■ **DESCRIPTION OF THE TASK**:
With no addition or omission, return the entries below.

■ **MATERIAL PROVIDED**:
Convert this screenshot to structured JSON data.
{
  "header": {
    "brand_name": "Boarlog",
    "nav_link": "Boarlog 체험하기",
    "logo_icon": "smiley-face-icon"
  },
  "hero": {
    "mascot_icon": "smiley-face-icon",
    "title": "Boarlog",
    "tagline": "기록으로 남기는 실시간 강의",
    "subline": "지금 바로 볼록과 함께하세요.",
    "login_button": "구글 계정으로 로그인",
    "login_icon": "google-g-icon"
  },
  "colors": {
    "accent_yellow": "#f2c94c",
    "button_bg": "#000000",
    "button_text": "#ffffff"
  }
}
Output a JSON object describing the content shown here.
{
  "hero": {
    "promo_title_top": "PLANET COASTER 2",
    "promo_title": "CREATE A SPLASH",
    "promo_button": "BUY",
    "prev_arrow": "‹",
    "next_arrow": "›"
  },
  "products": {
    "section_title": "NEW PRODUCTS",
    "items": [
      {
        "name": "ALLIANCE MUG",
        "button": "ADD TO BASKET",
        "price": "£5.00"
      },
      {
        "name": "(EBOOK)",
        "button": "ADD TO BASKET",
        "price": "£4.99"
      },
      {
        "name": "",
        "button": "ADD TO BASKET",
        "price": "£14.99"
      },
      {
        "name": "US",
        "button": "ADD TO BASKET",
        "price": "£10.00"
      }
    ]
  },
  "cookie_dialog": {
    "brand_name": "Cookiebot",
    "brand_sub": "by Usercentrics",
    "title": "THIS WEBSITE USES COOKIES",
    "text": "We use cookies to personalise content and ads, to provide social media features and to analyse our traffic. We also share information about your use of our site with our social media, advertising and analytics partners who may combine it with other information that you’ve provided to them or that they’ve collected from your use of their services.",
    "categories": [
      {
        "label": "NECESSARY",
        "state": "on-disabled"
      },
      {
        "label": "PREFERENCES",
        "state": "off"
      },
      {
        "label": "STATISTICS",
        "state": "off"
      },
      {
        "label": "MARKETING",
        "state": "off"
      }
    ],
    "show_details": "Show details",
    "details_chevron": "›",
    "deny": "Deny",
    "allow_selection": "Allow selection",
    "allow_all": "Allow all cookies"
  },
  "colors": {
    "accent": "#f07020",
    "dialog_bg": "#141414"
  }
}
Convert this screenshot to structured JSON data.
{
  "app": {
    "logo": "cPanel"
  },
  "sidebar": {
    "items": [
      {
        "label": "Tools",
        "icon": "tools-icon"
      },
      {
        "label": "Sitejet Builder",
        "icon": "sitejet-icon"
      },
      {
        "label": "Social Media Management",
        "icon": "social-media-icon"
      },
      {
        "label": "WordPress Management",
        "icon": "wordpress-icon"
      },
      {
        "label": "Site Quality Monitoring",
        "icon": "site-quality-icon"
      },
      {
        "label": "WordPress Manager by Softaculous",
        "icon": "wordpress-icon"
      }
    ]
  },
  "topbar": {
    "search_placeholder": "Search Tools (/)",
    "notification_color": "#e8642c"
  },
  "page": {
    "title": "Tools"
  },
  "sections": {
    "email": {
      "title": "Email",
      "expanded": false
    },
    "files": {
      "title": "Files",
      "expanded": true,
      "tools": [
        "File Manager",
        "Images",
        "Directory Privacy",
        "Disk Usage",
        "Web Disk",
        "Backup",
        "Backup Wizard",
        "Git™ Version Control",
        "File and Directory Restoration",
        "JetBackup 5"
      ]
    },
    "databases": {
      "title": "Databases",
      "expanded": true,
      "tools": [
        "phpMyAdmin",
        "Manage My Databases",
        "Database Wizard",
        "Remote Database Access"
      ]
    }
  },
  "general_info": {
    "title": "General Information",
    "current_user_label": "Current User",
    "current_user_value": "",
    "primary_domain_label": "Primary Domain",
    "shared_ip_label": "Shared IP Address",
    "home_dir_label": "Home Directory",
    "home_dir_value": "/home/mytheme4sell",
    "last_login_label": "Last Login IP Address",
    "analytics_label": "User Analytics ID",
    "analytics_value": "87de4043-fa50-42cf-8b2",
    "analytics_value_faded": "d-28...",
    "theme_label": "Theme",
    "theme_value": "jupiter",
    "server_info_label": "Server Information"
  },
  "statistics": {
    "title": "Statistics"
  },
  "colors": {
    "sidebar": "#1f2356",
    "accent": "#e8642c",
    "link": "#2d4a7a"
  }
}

■ **EXPECTED ANSWER**:
Convert this screenshot to structured JSON data.
{
  "header": {
    "brand_name": "Boarlog",
    "nav_link": "Boarlog 체험하기",
    "logo_icon": "smiley-face-icon"
  },
  "hero": {
    "mascot_icon": "smiley-face-icon",
    "title": "Boarlog",
    "tagline": "기록으로 남기는 실시간 강의",
    "subline": "지금 바로 볼록과 함께하세요.",
    "login_button": "구글 계정으로 로그인",
    "login_icon": "google-g-icon"
  },
  "colors": {
    "accent_yellow": "#f2c94c",
    "button_bg": "#000000",
    "button_text": "#ffffff"
  }
}
Output a JSON object describing the content shown here.
{
  "hero": {
    "promo_title_top": "PLANET COASTER 2",
    "promo_title": "CREATE A SPLASH",
    "promo_button": "BUY",
    "prev_arrow": "‹",
    "next_arrow": "›"
  },
  "products": {
    "section_title": "NEW PRODUCTS",
    "items": [
      {
        "name": "ALLIANCE MUG",
        "button": "ADD TO BASKET",
        "price": "£5.00"
      },
      {
        "name": "(EBOOK)",
        "button": "ADD TO BASKET",
        "price": "£4.99"
      },
      {
        "name": "",
        "button": "ADD TO BASKET",
        "price": "£14.99"
      },
      {
        "name": "US",
        "button": "ADD TO BASKET",
        "price": "£10.00"
      }
    ]
  },
  "cookie_dialog": {
    "brand_name": "Cookiebot",
    "brand_sub": "by Usercentrics",
    "title": "THIS WEBSITE USES COOKIES",
    "text": "We use cookies to personalise content and ads, to provide social media features and to analyse our traffic. We also share information about your use of our site with our social media, advertising and analytics partners who may combine it with other information that you’ve provided to them or that they’ve collected from your use of their services.",
    "categories": [
      {
        "label": "NECESSARY",
        "state": "on-disabled"
      },
      {
        "label": "PREFERENCES",
        "state": "off"
      },
      {
        "label": "STATISTICS",
        "state": "off"
      },
      {
        "label": "MARKETING",
        "state": "off"
      }
    ],
    "show_details": "Show details",
    "details_chevron": "›",
    "deny": "Deny",
    "allow_selection": "Allow selection",
    "allow_all": "Allow all cookies"
  },
  "colors": {
    "accent": "#f07020",
    "dialog_bg": "#141414"
  }
}
Convert this screenshot to structured JSON data.
{
  "app": {
    "logo": "cPanel"
  },
  "sidebar": {
    "items": [
      {
        "label": "Tools",
        "icon": "tools-icon"
      },
      {
        "label": "Sitejet Builder",
        "icon": "sitejet-icon"
      },
      {
        "label": "Social Media Management",
        "icon": "social-media-icon"
      },
      {
        "label": "WordPress Management",
        "icon": "wordpress-icon"
      },
      {
        "label": "Site Quality Monitoring",
        "icon": "site-quality-icon"
      },
      {
        "label": "WordPress Manager by Softaculous",
        "icon": "wordpress-icon"
      }
    ]
  },
  "topbar": {
    "search_placeholder": "Search Tools (/)",
    "notification_color": "#e8642c"
  },
  "page": {
    "title": "Tools"
  },
  "sections": {
    "email": {
      "title": "Email",
      "expanded": false
    },
    "files": {
      "title": "Files",
      "expanded": true,
      "tools": [
        "File Manager",
        "Images",
        "Directory Privacy",
        "Disk Usage",
        "Web Disk",
        "Backup",
        "Backup Wizard",
        "Git™ Version Control",
        "File and Directory Restoration",
        "JetBackup 5"
      ]
    },
    "databases": {
      "title": "Databases",
      "expanded": true,
      "tools": [
        "phpMyAdmin",
        "Manage My Databases",
        "Database Wizard",
        "Remote Database Access"
      ]
    }
  },
  "general_info": {
    "title": "General Information",
    "current_user_label": "Current User",
    "current_user_value": "",
    "primary_domain_label": "Primary Domain",
    "shared_ip_label": "Shared IP Address",
    "home_dir_label": "Home Directory",
    "home_dir_value": "/home/mytheme4sell",
    "last_login_label": "Last Login IP Address",
    "analytics_label": "User Analytics ID",
    "analytics_value": "87de4043-fa50-42cf-8b2",
    "analytics_value_faded": "d-28...",
    "theme_label": "Theme",
    "theme_value": "jupiter",
    "server_info_label": "Server Information"
  },
  "statistics": {
    "title": "Statistics"
  },
  "colors": {
    "sidebar": "#1f2356",
    "accent": "#e8642c",
    "link": "#2d4a7a"
  }
}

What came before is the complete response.